Use footnotes for:
-All information used to describe an event or moment from someone else’s reporting, i.e, other newspapers, websites, journals, advocacy group.
-All descriptive information you obtained from email, phone or in-person interviews
-All information used to describe a country’s larger press freedom and political back story.
-All information used to describe the U.S.-Country X relationship.
For the four examples above, summarize the sources, i.e., “according to U.S. press freedom watchdog organizations” or “experts in X country” or “U.S. press freedom reports.”
–Use “according to” in the story to quote someone or to summarize important press freedom touchstones such as “country X is the second largest jailer of journalists,” according to the Committee to Protect Journalists’ annual incarceration research and data.
-For interviews you conducted, be specific and use the following on first refererence: “, according to an interview with Capital News Service” or “according to an email response to questions from Capital New Service.”
-In the second reference, say, “he/she told CNS.” Or “he/she told CNS in an email.”
Footnotes should include what type of interview was conducted (phone, in-person, email, other social media); interview date; link to the transcript, which you should also provide for the final paper
Transcripts: you don’t need to provide the entire transcript of the interview, only the question and then the answer to the question. In other words, provide several sentences of context for the quote.
Pressuncuffed.org seeks to encourage and promote rigorous student reporting, scholarly research and debate on the role of, and obstacles to, independent journalism in the United States and abroad. Our website features reporting by University of Maryland students about press freedom in the United States and abroad. It also offers resources to instructors elsewhere who may want to teach classes or hold workshops on this theme.

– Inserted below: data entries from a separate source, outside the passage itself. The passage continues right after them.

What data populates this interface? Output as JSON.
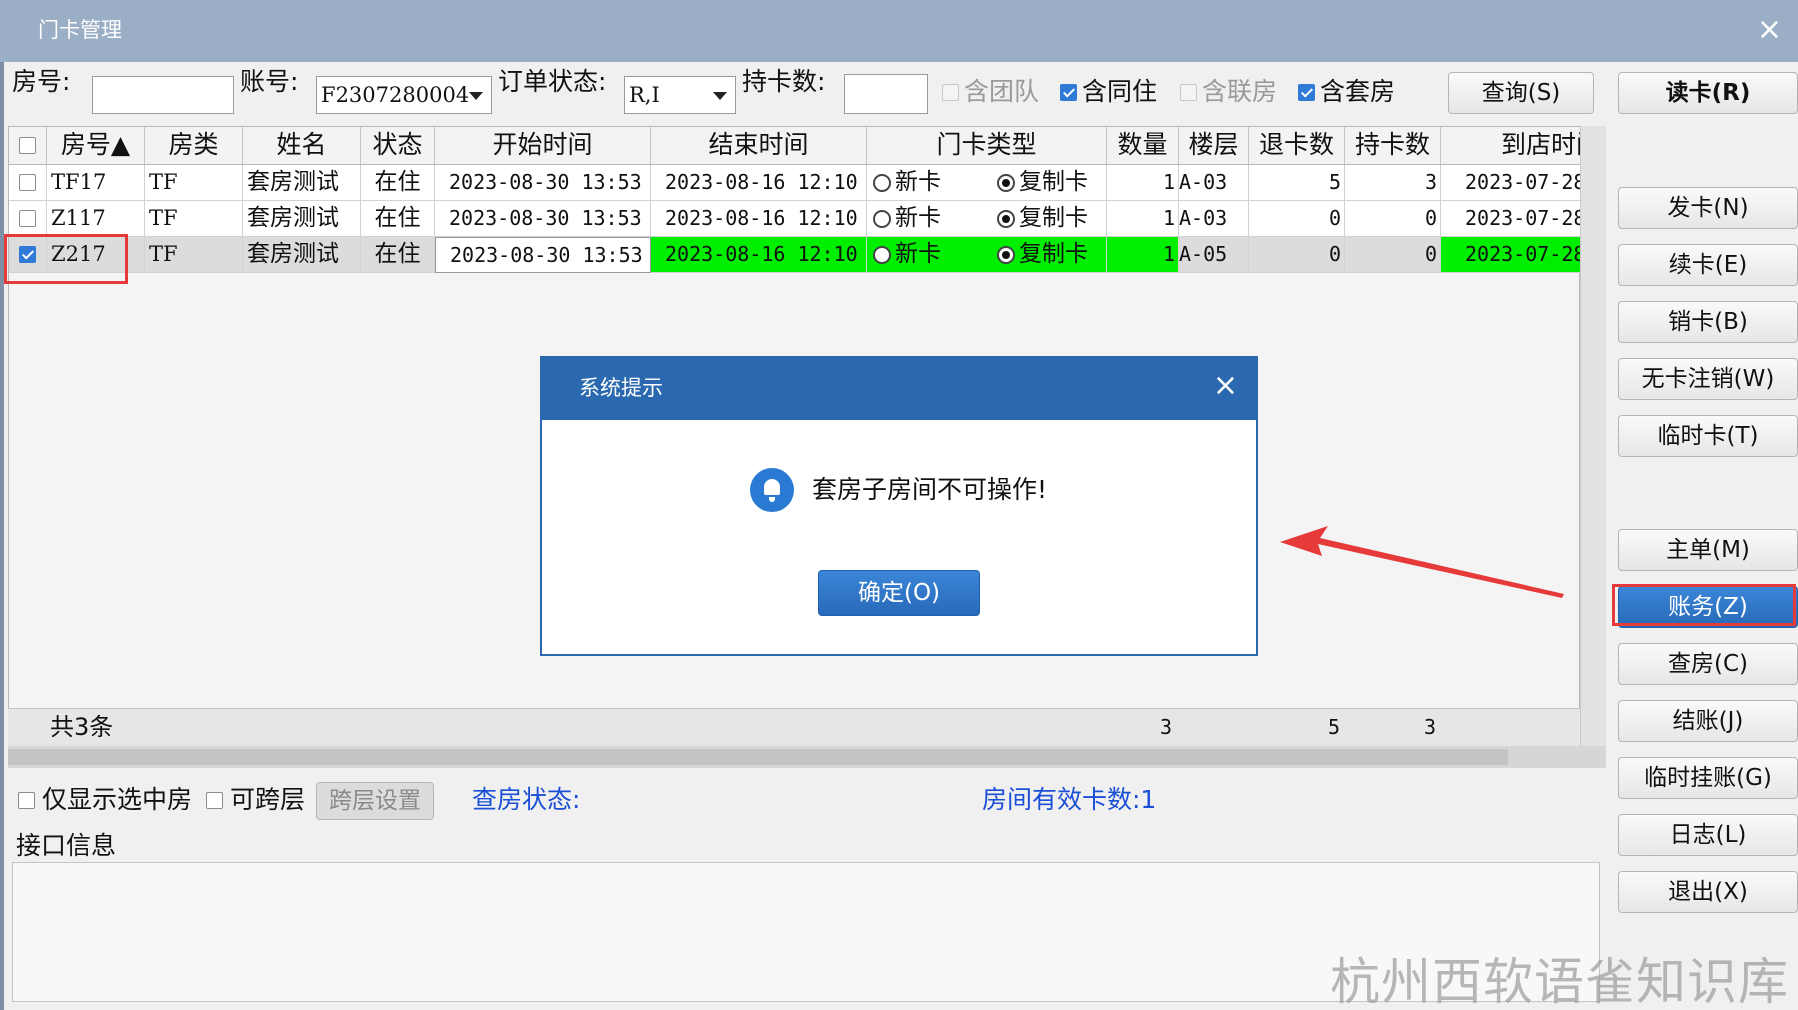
{
  "window": {
    "title": "门卡管理",
    "close_glyph": "×"
  },
  "toolbar": {
    "room_label": "房号:",
    "room_value": "",
    "account_label": "账号:",
    "account_value": "F2307280004",
    "order_status_label": "订单状态:",
    "order_status_value": "R,I",
    "card_count_label": "持卡数:",
    "card_count_value": "",
    "checkboxes": [
      {
        "label": "含团队",
        "checked": false,
        "disabled": true
      },
      {
        "label": "含同住",
        "checked": true,
        "disabled": false
      },
      {
        "label": "含联房",
        "checked": false,
        "disabled": true
      },
      {
        "label": "含套房",
        "checked": true,
        "disabled": false
      }
    ],
    "query_button": "查询(S)"
  },
  "side_buttons": {
    "read_card": "读卡(R)",
    "issue": "发卡(N)",
    "renew": "续卡(E)",
    "cancel": "销卡(B)",
    "no_card_cancel": "无卡注销(W)",
    "temp_card": "临时卡(T)",
    "main_bill": "主单(M)",
    "account": "账务(Z)",
    "check_room": "查房(C)",
    "checkout": "结账(J)",
    "temp_hold": "临时挂账(G)",
    "log": "日志(L)",
    "exit": "退出(X)"
  },
  "table": {
    "headers": [
      "房号▲",
      "房类",
      "姓名",
      "状态",
      "开始时间",
      "结束时间",
      "门卡类型",
      "数量",
      "楼层",
      "退卡数",
      "持卡数",
      "到店时间"
    ],
    "rows": [
      {
        "checked": false,
        "room": "TF17",
        "type": "TF",
        "name": "套房测试",
        "status": "在住",
        "start": "2023-08-30 13:53",
        "end": "2023-08-16 12:10",
        "card_new": "新卡",
        "card_copy": "复制卡",
        "qty": "1",
        "floor": "A-03",
        "returned": "5",
        "held": "3",
        "arrival": "2023-07-28"
      },
      {
        "checked": false,
        "room": "Z117",
        "type": "TF",
        "name": "套房测试",
        "status": "在住",
        "start": "2023-08-30 13:53",
        "end": "2023-08-16 12:10",
        "card_new": "新卡",
        "card_copy": "复制卡",
        "qty": "1",
        "floor": "A-03",
        "returned": "0",
        "held": "0",
        "arrival": "2023-07-28"
      },
      {
        "checked": true,
        "room": "Z217",
        "type": "TF",
        "name": "套房测试",
        "status": "在住",
        "start": "2023-08-30 13:53",
        "end": "2023-08-16 12:10",
        "card_new": "新卡",
        "card_copy": "复制卡",
        "qty": "1",
        "floor": "A-05",
        "returned": "0",
        "held": "0",
        "arrival": "2023-07-28"
      }
    ],
    "footer": {
      "total": "共3条",
      "qty_sum": "3",
      "returned_sum": "5",
      "held_sum": "3"
    }
  },
  "bottom": {
    "only_selected": "仅显示选中房",
    "cross_floor": "可跨层",
    "cross_floor_settings": "跨层设置",
    "check_status": "查房状态:",
    "valid_cards": "房间有效卡数:1",
    "interface_info": "接口信息"
  },
  "dialog": {
    "title": "系统提示",
    "message": "套房子房间不可操作!",
    "ok": "确定(O)",
    "close_glyph": "×"
  },
  "watermark": "杭州西软语雀知识库",
  "colors": {
    "titlebar": "#9aaec6",
    "dialog": "#2a69b0",
    "highlight": "#00ee00",
    "annotation": "#e63a3a",
    "link": "#1a4fd6"
  }
}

In the near future, this site will become a place for student work from around the country and abroad.
Dana Priest, two-time Pulitzer prize winner at The Washington Post and Knight Chair in Public Affairs Journalism at the University of Maryland.